## TASK
The full listing, copied exactly, is the required output.
+++
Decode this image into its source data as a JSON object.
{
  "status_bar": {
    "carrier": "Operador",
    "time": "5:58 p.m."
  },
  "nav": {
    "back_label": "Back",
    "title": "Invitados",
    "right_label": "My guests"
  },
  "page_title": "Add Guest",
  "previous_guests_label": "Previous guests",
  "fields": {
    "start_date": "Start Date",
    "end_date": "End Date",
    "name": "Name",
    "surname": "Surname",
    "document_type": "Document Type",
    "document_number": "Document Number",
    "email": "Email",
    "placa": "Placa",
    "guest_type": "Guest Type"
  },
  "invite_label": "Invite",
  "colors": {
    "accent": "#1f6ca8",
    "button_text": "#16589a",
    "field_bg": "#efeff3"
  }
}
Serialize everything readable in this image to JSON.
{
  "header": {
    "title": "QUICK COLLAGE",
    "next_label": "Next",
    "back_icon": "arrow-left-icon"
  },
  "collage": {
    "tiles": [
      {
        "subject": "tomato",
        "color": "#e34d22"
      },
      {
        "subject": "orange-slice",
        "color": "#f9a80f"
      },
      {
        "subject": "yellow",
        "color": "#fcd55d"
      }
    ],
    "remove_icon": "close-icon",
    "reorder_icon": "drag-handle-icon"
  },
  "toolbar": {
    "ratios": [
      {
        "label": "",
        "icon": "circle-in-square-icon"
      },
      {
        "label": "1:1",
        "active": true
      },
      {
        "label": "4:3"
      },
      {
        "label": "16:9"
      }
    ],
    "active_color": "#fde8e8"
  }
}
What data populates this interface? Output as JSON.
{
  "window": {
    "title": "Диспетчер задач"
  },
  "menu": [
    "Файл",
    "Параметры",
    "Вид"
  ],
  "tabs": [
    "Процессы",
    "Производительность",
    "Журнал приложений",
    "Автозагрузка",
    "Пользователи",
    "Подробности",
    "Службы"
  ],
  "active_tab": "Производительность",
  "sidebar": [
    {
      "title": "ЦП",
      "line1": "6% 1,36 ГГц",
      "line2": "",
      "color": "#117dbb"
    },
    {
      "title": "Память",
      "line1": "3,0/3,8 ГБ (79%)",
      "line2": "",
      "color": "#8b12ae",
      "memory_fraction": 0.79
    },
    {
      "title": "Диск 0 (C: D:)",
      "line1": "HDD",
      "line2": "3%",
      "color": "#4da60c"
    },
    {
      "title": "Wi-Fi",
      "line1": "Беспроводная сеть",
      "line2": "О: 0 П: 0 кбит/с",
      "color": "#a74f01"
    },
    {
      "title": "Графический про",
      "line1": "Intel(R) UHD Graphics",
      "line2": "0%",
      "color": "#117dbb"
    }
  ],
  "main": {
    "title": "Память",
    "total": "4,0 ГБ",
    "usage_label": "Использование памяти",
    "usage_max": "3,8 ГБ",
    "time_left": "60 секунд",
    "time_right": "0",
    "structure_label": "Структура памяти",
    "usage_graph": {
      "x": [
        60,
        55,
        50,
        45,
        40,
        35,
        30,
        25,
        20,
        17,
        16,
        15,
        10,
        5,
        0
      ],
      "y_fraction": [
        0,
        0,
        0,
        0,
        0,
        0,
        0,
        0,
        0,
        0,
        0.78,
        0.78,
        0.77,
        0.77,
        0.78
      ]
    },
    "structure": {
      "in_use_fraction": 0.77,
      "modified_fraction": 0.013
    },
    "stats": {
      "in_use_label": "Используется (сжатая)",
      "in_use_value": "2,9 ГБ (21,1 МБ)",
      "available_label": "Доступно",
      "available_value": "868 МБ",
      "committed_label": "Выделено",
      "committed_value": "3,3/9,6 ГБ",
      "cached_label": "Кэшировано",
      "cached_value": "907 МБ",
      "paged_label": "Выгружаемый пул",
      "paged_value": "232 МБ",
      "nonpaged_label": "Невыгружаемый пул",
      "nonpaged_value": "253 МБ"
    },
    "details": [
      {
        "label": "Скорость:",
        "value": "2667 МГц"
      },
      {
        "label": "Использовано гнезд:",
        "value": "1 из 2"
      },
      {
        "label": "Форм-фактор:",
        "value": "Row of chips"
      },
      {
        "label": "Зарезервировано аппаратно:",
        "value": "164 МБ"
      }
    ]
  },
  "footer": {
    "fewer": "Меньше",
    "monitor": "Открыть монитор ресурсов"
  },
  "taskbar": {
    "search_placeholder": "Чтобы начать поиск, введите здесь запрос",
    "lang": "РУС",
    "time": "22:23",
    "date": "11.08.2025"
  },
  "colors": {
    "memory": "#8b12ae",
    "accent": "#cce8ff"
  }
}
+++
## WRITTEN REPLY
Decode this image into its source data as a JSON object.
{
  "status_bar": {
    "carrier": "Operador",
    "time": "5:58 p.m."
  },
  "nav": {
    "back_label": "Back",
    "title": "Invitados",
    "right_label": "My guests"
  },
  "page_title": "Add Guest",
  "previous_guests_label": "Previous guests",
  "fields": {
    "start_date": "Start Date",
    "end_date": "End Date",
    "name": "Name",
    "surname": "Surname",
    "document_type": "Document Type",
    "document_number": "Document Number",
    "email": "Email",
    "placa": "Placa",
    "guest_type": "Guest Type"
  },
  "invite_label": "Invite",
  "colors": {
    "accent": "#1f6ca8",
    "button_text": "#16589a",
    "field_bg": "#efeff3"
  }
}
Serialize everything readable in this image to JSON.
{
  "header": {
    "title": "QUICK COLLAGE",
    "next_label": "Next",
    "back_icon": "arrow-left-icon"
  },
  "collage": {
    "tiles": [
      {
        "subject": "tomato",
        "color": "#e34d22"
      },
      {
        "subject": "orange-slice",
        "color": "#f9a80f"
      },
      {
        "subject": "yellow",
        "color": "#fcd55d"
      }
    ],
    "remove_icon": "close-icon",
    "reorder_icon": "drag-handle-icon"
  },
  "toolbar": {
    "ratios": [
      {
        "label": "",
        "icon": "circle-in-square-icon"
      },
      {
        "label": "1:1",
        "active": true
      },
      {
        "label": "4:3"
      },
      {
        "label": "16:9"
      }
    ],
    "active_color": "#fde8e8"
  }
}
What data populates this interface? Output as JSON.
{
  "window": {
    "title": "Диспетчер задач"
  },
  "menu": [
    "Файл",
    "Параметры",
    "Вид"
  ],
  "tabs": [
    "Процессы",
    "Производительность",
    "Журнал приложений",
    "Автозагрузка",
    "Пользователи",
    "Подробности",
    "Службы"
  ],
  "active_tab": "Производительность",
  "sidebar": [
    {
      "title": "ЦП",
      "line1": "6% 1,36 ГГц",
      "line2": "",
      "color": "#117dbb"
    },
    {
      "title": "Память",
      "line1": "3,0/3,8 ГБ (79%)",
      "line2": "",
      "color": "#8b12ae",
      "memory_fraction": 0.79
    },
    {
      "title": "Диск 0 (C: D:)",
      "line1": "HDD",
      "line2": "3%",
      "color": "#4da60c"
    },
    {
      "title": "Wi-Fi",
      "line1": "Беспроводная сеть",
      "line2": "О: 0 П: 0 кбит/с",
      "color": "#a74f01"
    },
    {
      "title": "Графический про",
      "line1": "Intel(R) UHD Graphics",
      "line2": "0%",
      "color": "#117dbb"
    }
  ],
  "main": {
    "title": "Память",
    "total": "4,0 ГБ",
    "usage_label": "Использование памяти",
    "usage_max": "3,8 ГБ",
    "time_left": "60 секунд",
    "time_right": "0",
    "structure_label": "Структура памяти",
    "usage_graph": {
      "x": [
        60,
        55,
        50,
        45,
        40,
        35,
        30,
        25,
        20,
        17,
        16,
        15,
        10,
        5,
        0
      ],
      "y_fraction": [
        0,
        0,
        0,
        0,
        0,
        0,
        0,
        0,
        0,
        0,
        0.78,
        0.78,
        0.77,
        0.77,
        0.78
      ]
    },
    "structure": {
      "in_use_fraction": 0.77,
      "modified_fraction": 0.013
    },
    "stats": {
      "in_use_label": "Используется (сжатая)",
      "in_use_value": "2,9 ГБ (21,1 МБ)",
      "available_label": "Доступно",
      "available_value": "868 МБ",
      "committed_label": "Выделено",
      "committed_value": "3,3/9,6 ГБ",
      "cached_label": "Кэшировано",
      "cached_value": "907 МБ",
      "paged_label": "Выгружаемый пул",
      "paged_value": "232 МБ",
      "nonpaged_label": "Невыгружаемый пул",
      "nonpaged_value": "253 МБ"
    },
    "details": [
      {
        "label": "Скорость:",
        "value": "2667 МГц"
      },
      {
        "label": "Использовано гнезд:",
        "value": "1 из 2"
      },
      {
        "label": "Форм-фактор:",
        "value": "Row of chips"
      },
      {
        "label": "Зарезервировано аппаратно:",
        "value": "164 МБ"
      }
    ]
  },
  "footer": {
    "fewer": "Меньше",
    "monitor": "Открыть монитор ресурсов"
  },
  "taskbar": {
    "search_placeholder": "Чтобы начать поиск, введите здесь запрос",
    "lang": "РУС",
    "time": "22:23",
    "date": "11.08.2025"
  },
  "colors": {
    "memory": "#8b12ae",
    "accent": "#cce8ff"
  }
}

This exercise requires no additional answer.